Most animals going into dormancy need to store enough food or fat to last the entire winter though! Larger species, like bears, eat tons of food in the summer and early fall and convert it into fat to use over the winter. However, smaller species, like squirrels and mice, store food to eat slowly over the course of the winter.

The dormancy line-up

A ground squirrel surveying its surroundings.
Arctic Ground Squirrels spend 7 to 8 months in hibernation every year.

Denali National Park and Preserve - Mary Lewandowski


Rodents are the champions of hibernation. In addition to the many rodent species that store food and reduce their heart rate and metabolism, certain rodents can significantly drop their body temperature during the winter months. Arctic ground squirrels, who usually have a body temperature of 99 degrees Fahrenheit, can drop as low as 27 degrees Fahrenheit! This below-freezing body temperature can last for a few weeks before the squirrels have to briefly wake up and warm up. Then it’s back to hibernating and waiting for warm weather to return.
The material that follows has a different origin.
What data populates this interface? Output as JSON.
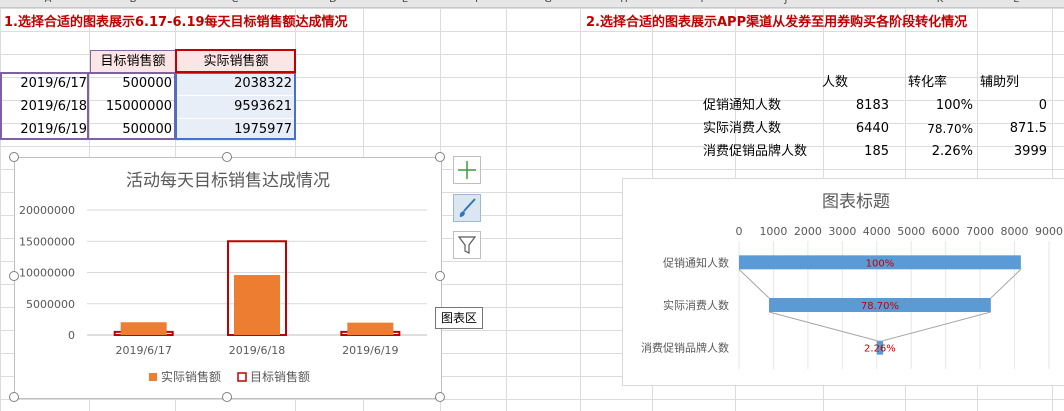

A frog hiding in short grass.
Southern Leopard Frogs live throughout the southeast coast.

Timucuan Ecological and Historic Preserve - Briana Smrekar


Frogs and other amphibians need to hide from both extreme cold and extreme dryness that can happen during the winter. To survive, they find a variety of niches to hide away from the elements. Lots of amphibians will spend their dormancy together in large groups. Southern Leopard Frogs spend the winter in unfrozen bodies of water, but some other species will hide in dry burrows.
Black bears climbing a tree.
Black bear cubs are born in January, while their mother is dormant.
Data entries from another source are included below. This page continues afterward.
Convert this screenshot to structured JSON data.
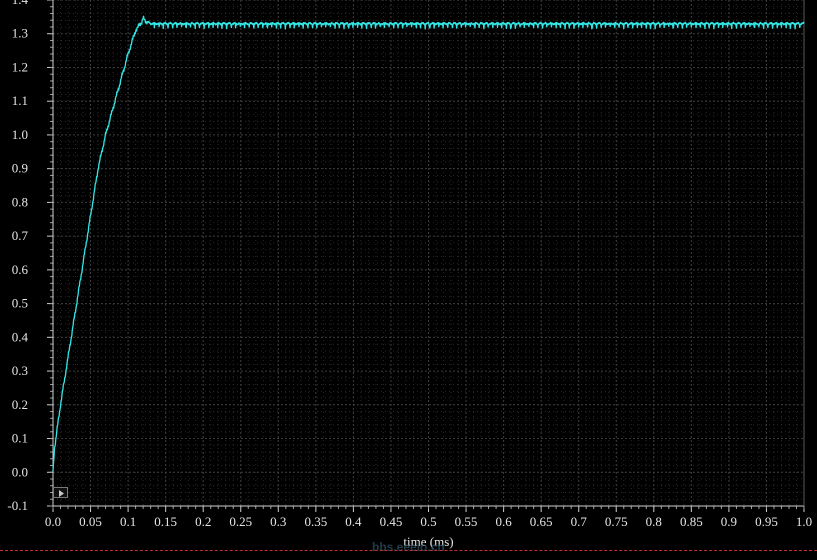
{
  "chart_data": {
    "type": "line",
    "title": "",
    "xlabel": "time (ms)",
    "ylabel": "",
    "xlim": [
      0.0,
      1.0
    ],
    "ylim": [
      -0.1,
      1.4
    ],
    "x_ticks": [
      "0.0",
      "0.05",
      "0.1",
      "0.15",
      "0.2",
      "0.25",
      "0.3",
      "0.35",
      "0.4",
      "0.45",
      "0.5",
      "0.55",
      "0.6",
      "0.65",
      "0.7",
      "0.75",
      "0.8",
      "0.85",
      "0.9",
      "0.95",
      "1.0"
    ],
    "y_ticks": [
      "-0.1",
      "0.0",
      "0.1",
      "0.2",
      "0.3",
      "0.4",
      "0.5",
      "0.6",
      "0.7",
      "0.8",
      "0.9",
      "1.0",
      "1.1",
      "1.2",
      "1.3",
      "1.4"
    ],
    "grid": true,
    "series": [
      {
        "color": "#33e6e6",
        "x": [
          0.0,
          0.002,
          0.005,
          0.01,
          0.02,
          0.03,
          0.04,
          0.05,
          0.06,
          0.07,
          0.08,
          0.09,
          0.1,
          0.11,
          0.117,
          0.12,
          0.125,
          0.13,
          0.15,
          0.2,
          0.25,
          0.3,
          0.35,
          0.4,
          0.45,
          0.5,
          0.55,
          0.6,
          0.65,
          0.7,
          0.75,
          0.8,
          0.85,
          0.9,
          0.95,
          1.0
        ],
        "y": [
          0.0,
          0.07,
          0.12,
          0.2,
          0.34,
          0.48,
          0.62,
          0.76,
          0.9,
          1.0,
          1.08,
          1.16,
          1.24,
          1.31,
          1.33,
          1.345,
          1.335,
          1.33,
          1.33,
          1.33,
          1.33,
          1.33,
          1.33,
          1.33,
          1.33,
          1.33,
          1.33,
          1.33,
          1.33,
          1.33,
          1.33,
          1.33,
          1.33,
          1.33,
          1.33,
          1.33
        ]
      }
    ]
  },
  "watermark": "bbs.eeeio.cn"
}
Big Bend National Park- NPS Photo


Guess what? Bears aren’t true hibernators because their body temperatures don’t drop during the winter. That’s right, bears technically don’t hibernate! However, they are really good at dormancy. Every year, hundreds of thousands of bears in the United States slow down their bodily functions to outlast food scarcity in the winter. Did you know that black bears as far south as Texas and Florida will go dormant in the winter because of a lack of food? Even though it’s not usually snowy and cold, the reduced food availability means it’s time for a nice, long bear nap.
A snake coiled in lush greenery.
Black rat snakes are non-venomous constrictors, like pythons!
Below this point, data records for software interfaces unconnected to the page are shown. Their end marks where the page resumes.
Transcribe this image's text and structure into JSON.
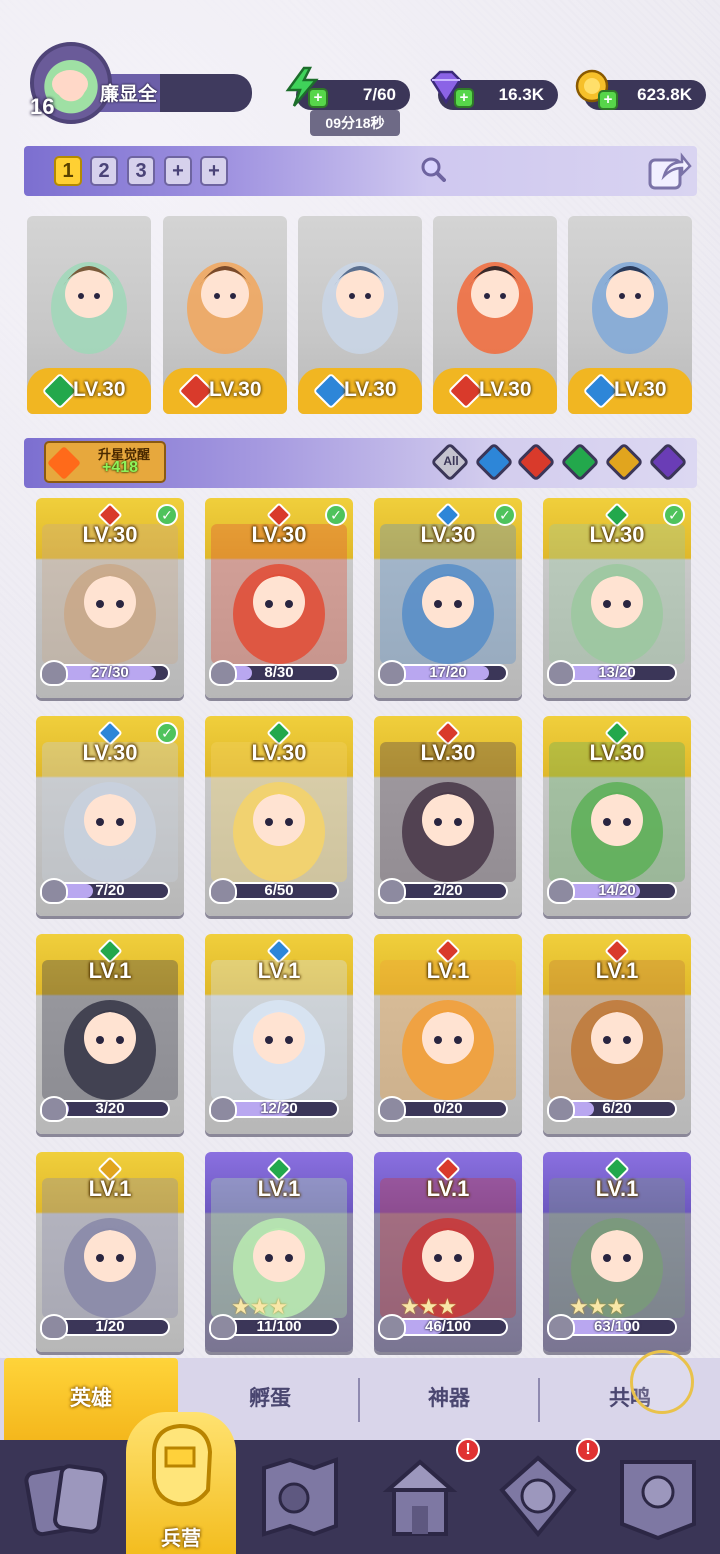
{
  "player": {
    "level": "16",
    "name": "廉显全"
  },
  "resources": {
    "energy": "7/60",
    "energy_timer": "09分18秒",
    "gems": "16.3K",
    "gold": "623.8K"
  },
  "team": {
    "tabs": [
      "1",
      "2",
      "3",
      "+",
      "+"
    ],
    "active_tab": "1",
    "heroes": [
      {
        "element": "green",
        "level": "LV.30"
      },
      {
        "element": "red",
        "level": "LV.30"
      },
      {
        "element": "blue",
        "level": "LV.30"
      },
      {
        "element": "red",
        "level": "LV.30"
      },
      {
        "element": "blue",
        "level": "LV.30"
      }
    ]
  },
  "filter": {
    "awaken_title": "升星觉醒",
    "awaken_count": "+418",
    "all_label": "All",
    "elements": [
      "blue",
      "red",
      "green",
      "gold",
      "purple"
    ]
  },
  "heroes": [
    {
      "level": "LV.30",
      "element": "red",
      "shards": "27/30",
      "progress": 0.9,
      "owned_check": true,
      "card": "gold"
    },
    {
      "level": "LV.30",
      "element": "red",
      "shards": "8/30",
      "progress": 0.27,
      "owned_check": true,
      "card": "gold"
    },
    {
      "level": "LV.30",
      "element": "blue",
      "shards": "17/20",
      "progress": 0.85,
      "owned_check": true,
      "card": "gold"
    },
    {
      "level": "LV.30",
      "element": "green",
      "shards": "13/20",
      "progress": 0.65,
      "owned_check": true,
      "card": "gold"
    },
    {
      "level": "LV.30",
      "element": "blue",
      "shards": "7/20",
      "progress": 0.35,
      "owned_check": true,
      "card": "gold"
    },
    {
      "level": "LV.30",
      "element": "green",
      "shards": "6/50",
      "progress": 0.12,
      "owned_check": false,
      "card": "gold"
    },
    {
      "level": "LV.30",
      "element": "red",
      "shards": "2/20",
      "progress": 0.1,
      "owned_check": false,
      "card": "gold"
    },
    {
      "level": "LV.30",
      "element": "green",
      "shards": "14/20",
      "progress": 0.7,
      "owned_check": false,
      "card": "gold"
    },
    {
      "level": "LV.1",
      "element": "green",
      "shards": "3/20",
      "progress": 0.15,
      "owned_check": false,
      "card": "gold"
    },
    {
      "level": "LV.1",
      "element": "blue",
      "shards": "12/20",
      "progress": 0.6,
      "owned_check": false,
      "card": "gold"
    },
    {
      "level": "LV.1",
      "element": "red",
      "shards": "0/20",
      "progress": 0.0,
      "owned_check": false,
      "card": "gold"
    },
    {
      "level": "LV.1",
      "element": "red",
      "shards": "6/20",
      "progress": 0.3,
      "owned_check": false,
      "card": "gold"
    },
    {
      "level": "LV.1",
      "element": "gold",
      "shards": "1/20",
      "progress": 0.05,
      "owned_check": false,
      "card": "gold"
    },
    {
      "level": "LV.1",
      "element": "green",
      "shards": "11/100",
      "progress": 0.11,
      "owned_check": false,
      "card": "purple",
      "stars": "★★★"
    },
    {
      "level": "LV.1",
      "element": "red",
      "shards": "46/100",
      "progress": 0.46,
      "owned_check": false,
      "card": "purple",
      "stars": "★★★"
    },
    {
      "level": "LV.1",
      "element": "green",
      "shards": "63/100",
      "progress": 0.63,
      "owned_check": false,
      "card": "purple",
      "stars": "★★★"
    }
  ],
  "tabs": {
    "heroes": "英雄",
    "hatch": "孵蛋",
    "artifact": "神器",
    "resonance": "共鸣"
  },
  "nav": {
    "barracks": "兵营",
    "badge": "!"
  },
  "colors": {
    "green": "#23a84c",
    "red": "#d93a2b",
    "blue": "#2d86d8",
    "gold": "#e1a51e",
    "purple": "#6a3db6"
  }
}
New River Gorge National River - Dave Bieri


Reptiles brumate starting in late autumn, and while they do need to drink water throughout the winter, they will not eat during the cold months. Brumation is triggered by cold weather and fewer hours of daylight, similar to hibernation. The black rat snake is sometimes called a “pilot snake” because people used to believe they guided other snakes to winter brumation spots. These spots, called hibernaculum, are filled with multiple snakes that spend the winter together.
A bat flying out of a cave.
Bats live all over the world—in caves and trees, under bridges, and in mines and other structures.

Lake Mead National Recreation Area - NPS Photo


Certain species of bats are another kind of true hibernators, with their metabolism, heart rate, and body temperature all dropping when they’re waiting out the cold or waiting for food to become plentiful in the spring. These amazing mammals roost in places like caves, old mine shafts, or under bridges during the winter. Some species even combine winter survival strategies and hibernate for parts of the season before migrating to warmer areas.
We may not be going dormant this winter, but animals across the country will. So remember, animals don’t disappear when the cold comes. They’re just waiting for the perfect moment to wake up and find something tasty to eat. Not too different from some people I know!

Last updated: September 13, 2021